[PARIS] A continued crackdown on tax evasion could rake in two billion euros (US$2.2 billion) this year, similar to the amount raised in 2014, French Finance Minister Michel Sapin said on Sunday.
Looking to shore up fragile state accounts, France has launched a campaign to encourage taxpayers to come clean on previously undeclared assets held abroad, mainly in neighbouring Switzerland.
"Rather than raise taxes, I prefer to combat tax fraud," Mr Sapin said in a joint interview with RTL radio, LCI television and Le Figaro newspaper. "Last year the system which allows people to regularise their foreign bank accounts (...) yielded two billion euros," he said, adding that this represented about 0.1 per cent of France's gross domestic product. "This year it will be around the same size."
Mr Sapin said, however, that the additional revenue from the campaign against tax evasion could not last forever, saying he expected that sooner or later everyone will have declared their foreign bank accounts as new transparency norms are introduced.
The European Commission last week granted France two extra years to bring its deficit under an EU ceiling of three per cent of GDP, but also urged it to specify new consolidation measures and structural reforms within three months or face sanctions.
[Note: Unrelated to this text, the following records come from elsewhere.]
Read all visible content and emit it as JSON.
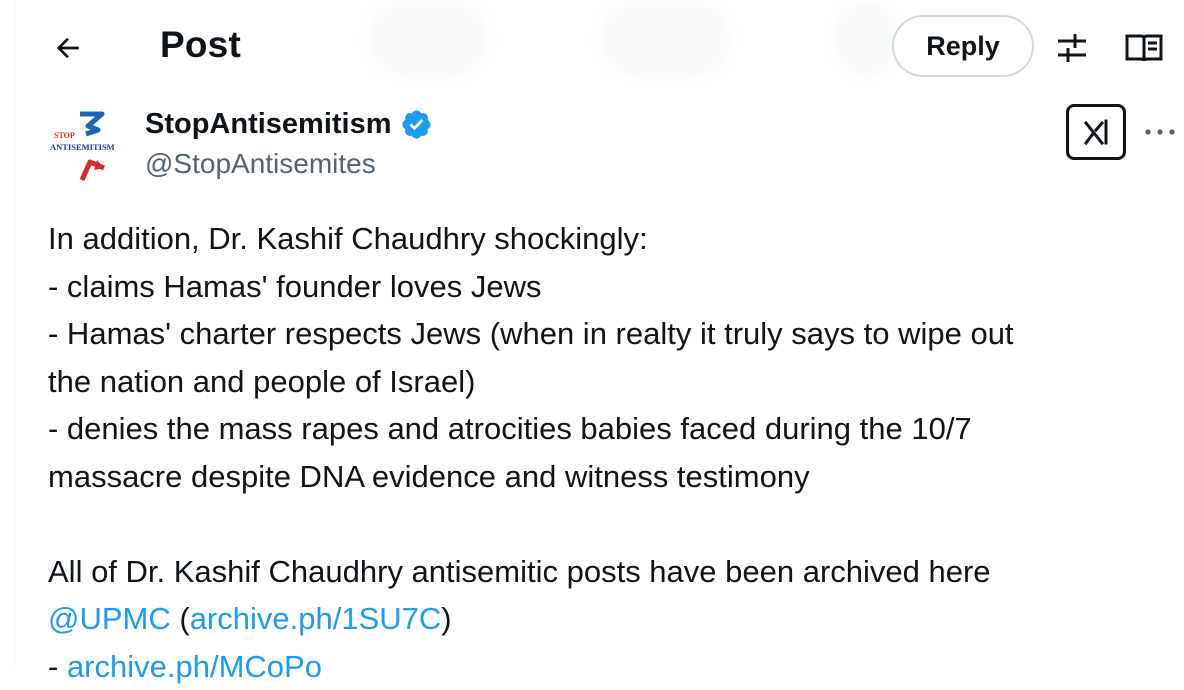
{
  "header": {
    "title": "Post",
    "reply_label": "Reply"
  },
  "author": {
    "display_name": "StopAntisemitism",
    "handle": "@StopAntisemites",
    "logo_text_top": "STOP",
    "logo_text_bottom": "ANTISEMITISM",
    "verified": true
  },
  "tweet": {
    "line1": "In addition, Dr. Kashif Chaudhry shockingly:",
    "line2": "- claims Hamas' founder loves Jews",
    "line3": "- Hamas' charter respects Jews (when in realty it truly says to wipe out",
    "line4": "the nation and people of Israel)",
    "line5": "- denies the mass rapes and atrocities babies faced during the 10/7",
    "line6": "massacre despite DNA evidence and witness testimony",
    "line7": "All of Dr. Kashif Chaudhry antisemitic posts have been archived here",
    "mention": "@UPMC",
    "open_paren": " (",
    "link1": "archive.ph/1SU7C",
    "close_paren": ")",
    "link2_partial": "archive.ph/MCoPo"
  },
  "colors": {
    "text": "#0f1419",
    "secondary": "#536471",
    "link": "#1d9bf0",
    "verified": "#1d9bf0",
    "border": "#cfd9de",
    "logo_blue": "#1e63b5",
    "logo_red": "#d62b2b"
  },
  "icons": {
    "back": "arrow-left-icon",
    "filters": "sliders-icon",
    "reader": "book-open-icon",
    "grok": "grok-icon",
    "more": "more-dots-icon",
    "verified": "verified-badge-icon"
  }
}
Government spokesman Stephane Le Foll has said France would achieve the budget consolidation without tax rises, but through savings in all sectors except defence.